Task directions:
Look through the material below and copy every line containing the word "this".

(Dataset entries Opens)

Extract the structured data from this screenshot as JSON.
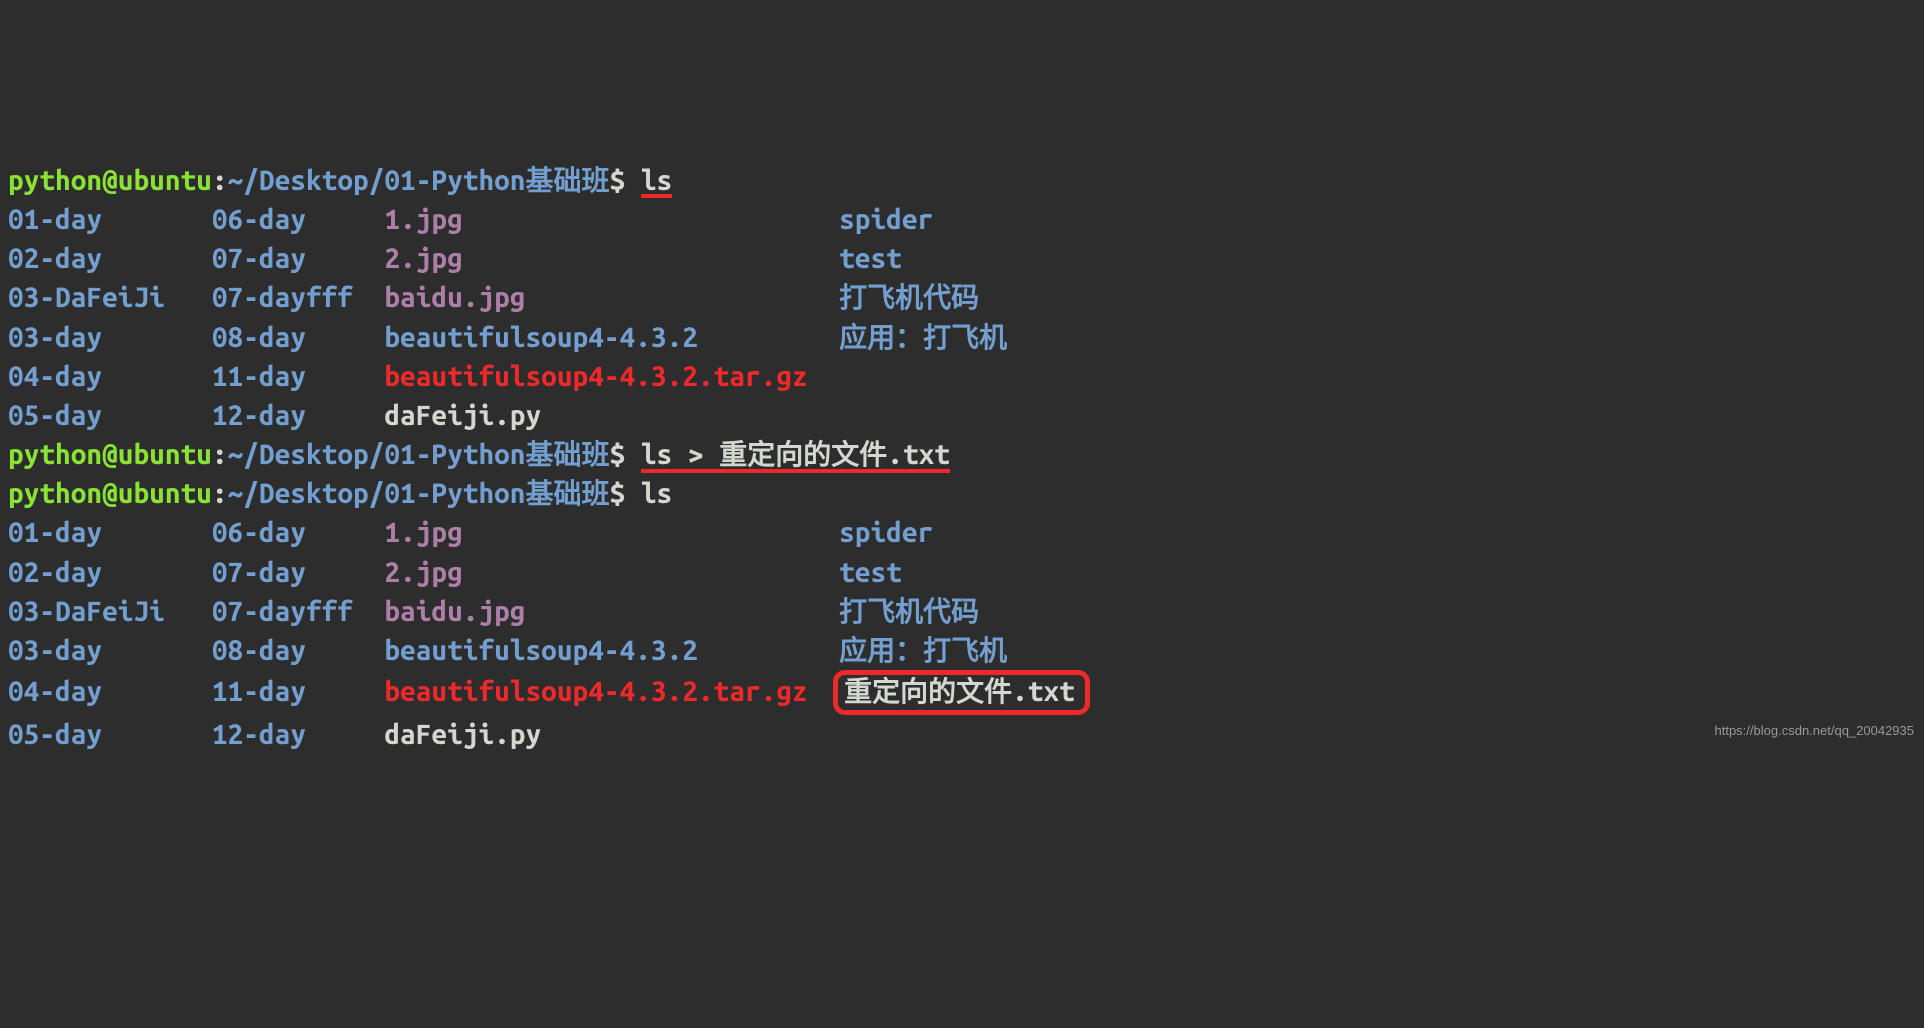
{
  "prompt": {
    "user": "python",
    "at": "@",
    "host": "ubuntu",
    "colon": ":",
    "path": "~/Desktop/01-Python基础班",
    "dollar": "$ "
  },
  "commands": {
    "ls1": "ls",
    "redirect": "ls > 重定向的文件.txt",
    "ls2": "ls"
  },
  "listing1": {
    "col1": [
      "01-day",
      "02-day",
      "03-DaFeiJi",
      "03-day",
      "04-day",
      "05-day"
    ],
    "col2": [
      "06-day",
      "07-day",
      "07-dayfff",
      "08-day",
      "11-day",
      "12-day"
    ],
    "col3": [
      "1.jpg",
      "2.jpg",
      "baidu.jpg",
      "beautifulsoup4-4.3.2",
      "beautifulsoup4-4.3.2.tar.gz",
      "daFeiji.py"
    ],
    "col4": [
      "spider",
      "test",
      "打飞机代码",
      "应用：打飞机"
    ]
  },
  "listing2": {
    "col1": [
      "01-day",
      "02-day",
      "03-DaFeiJi",
      "03-day",
      "04-day",
      "05-day"
    ],
    "col2": [
      "06-day",
      "07-day",
      "07-dayfff",
      "08-day",
      "11-day",
      "12-day"
    ],
    "col3": [
      "1.jpg",
      "2.jpg",
      "baidu.jpg",
      "beautifulsoup4-4.3.2",
      "beautifulsoup4-4.3.2.tar.gz",
      "daFeiji.py"
    ],
    "col4": [
      "spider",
      "test",
      "打飞机代码",
      "应用：打飞机",
      "重定向的文件.txt"
    ]
  },
  "watermark": "https://blog.csdn.net/qq_20042935"
}
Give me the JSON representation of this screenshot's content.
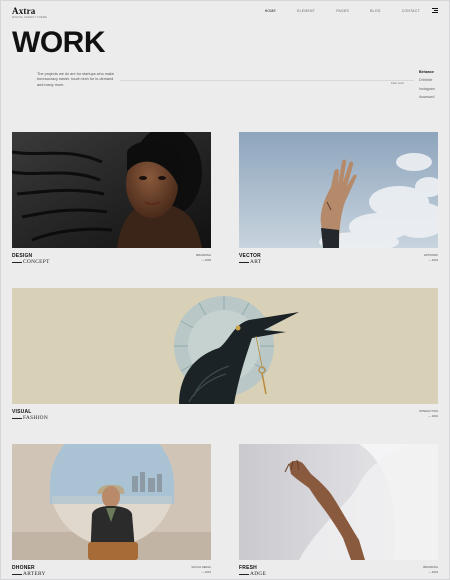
{
  "logo": {
    "name": "Axtra",
    "tagline": "DIGITAL AGENCY THEME"
  },
  "nav": [
    {
      "label": "HOME",
      "active": true
    },
    {
      "label": "ELEMENT",
      "active": false
    },
    {
      "label": "PAGES",
      "active": false
    },
    {
      "label": "BLOG",
      "active": false
    },
    {
      "label": "CONTACT",
      "active": false
    }
  ],
  "hero": {
    "title": "WORK",
    "intro": "The projects we do are for startups who make bureaucracy easier, touch tech for in-demand and many more.",
    "filter_note": "Filter work"
  },
  "social": [
    "Behance",
    "Dribbble",
    "Instagram",
    "Awwward"
  ],
  "projects": [
    {
      "title": "DESIGN",
      "subtitle": "CONCEPT",
      "category": "BRANDING",
      "year": "2018"
    },
    {
      "title": "VECTOR",
      "subtitle": "ART",
      "category": "ARTWORK",
      "year": "2019"
    },
    {
      "title": "VISUAL",
      "subtitle": "FASHION",
      "category": "INTERACTION",
      "year": "2019"
    },
    {
      "title": "DHONER",
      "subtitle": "ARTERY",
      "category": "SOCIAL MEDIA",
      "year": "2019"
    },
    {
      "title": "FRESH",
      "subtitle": "ADGE",
      "category": "BRANDING",
      "year": "2019"
    }
  ],
  "colors": {
    "background": "#ececed",
    "text": "#111111",
    "muted": "#666666"
  }
}
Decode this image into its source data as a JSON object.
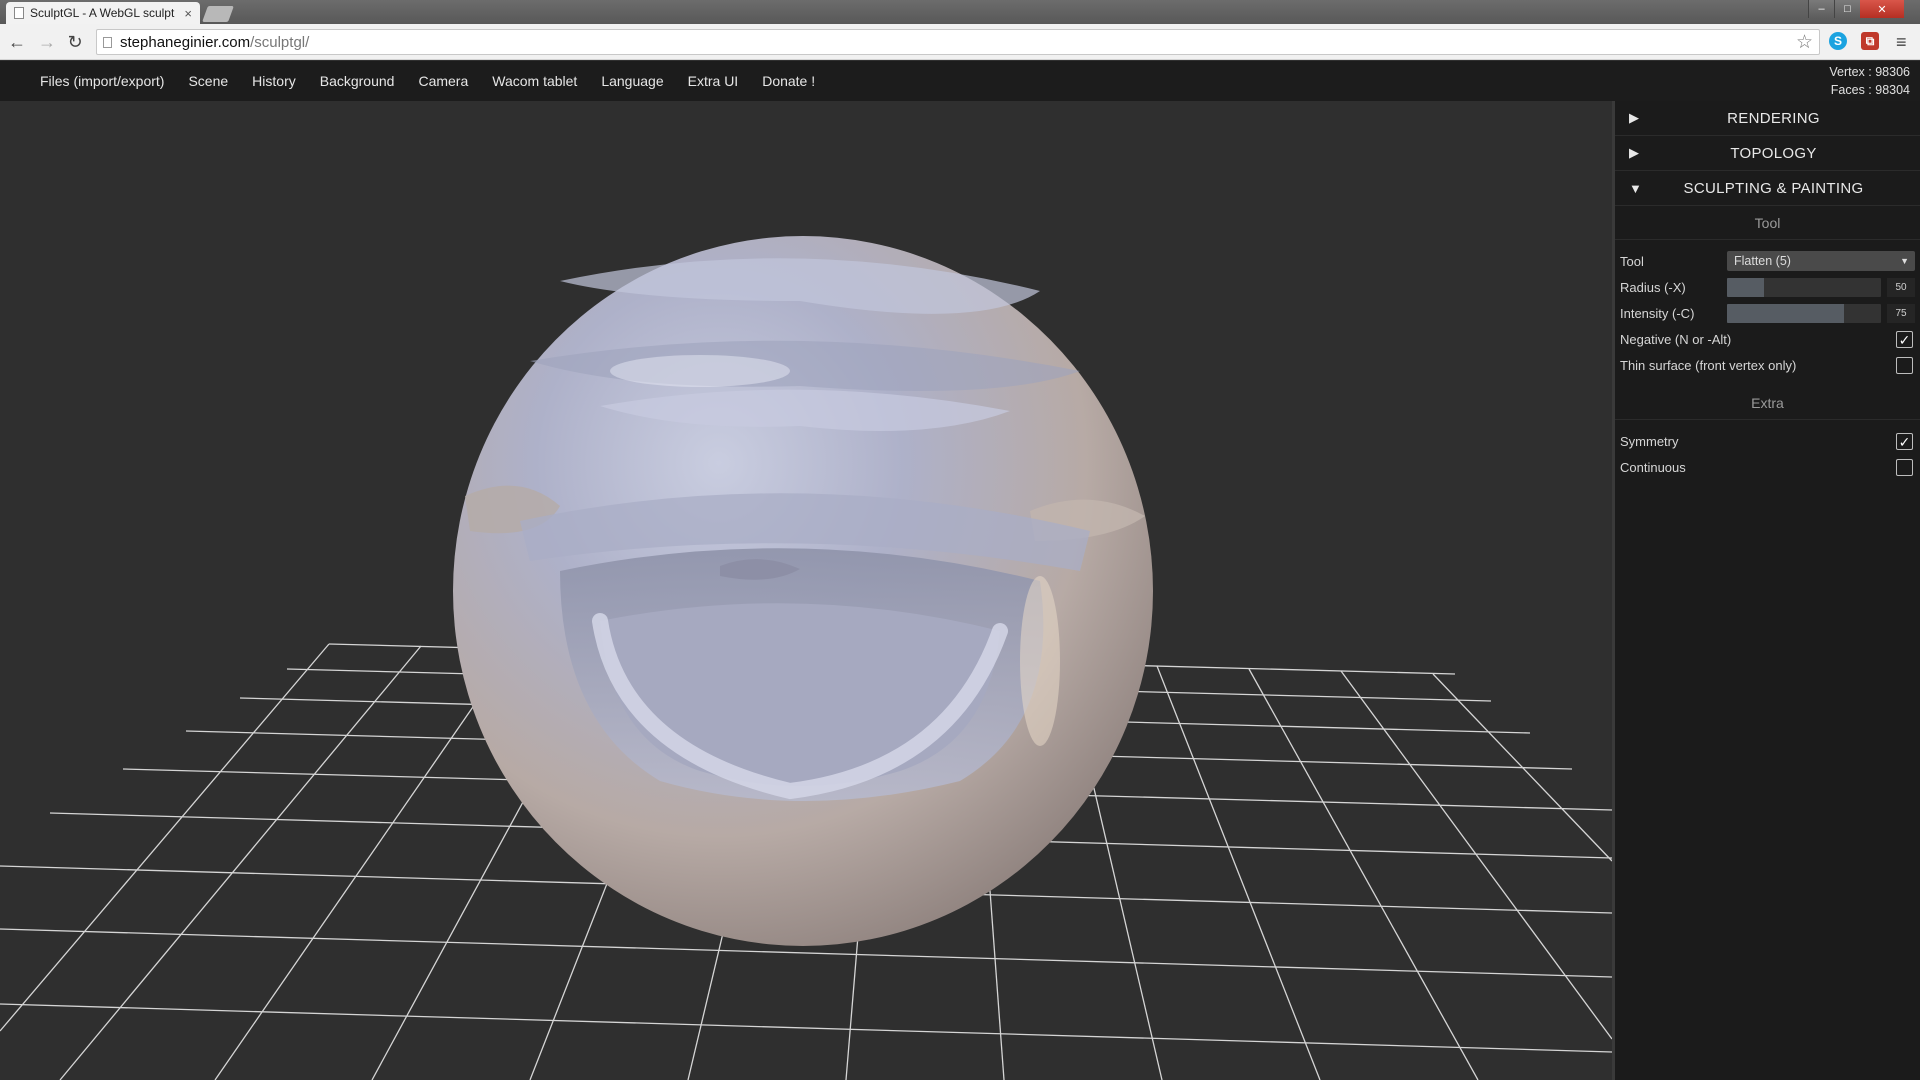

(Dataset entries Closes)

Output of the task:
Extract the structured data from this screenshot as JSON.
Give me the JSON representation of this screenshot's content.
Decode this image into its source data as a JSON object.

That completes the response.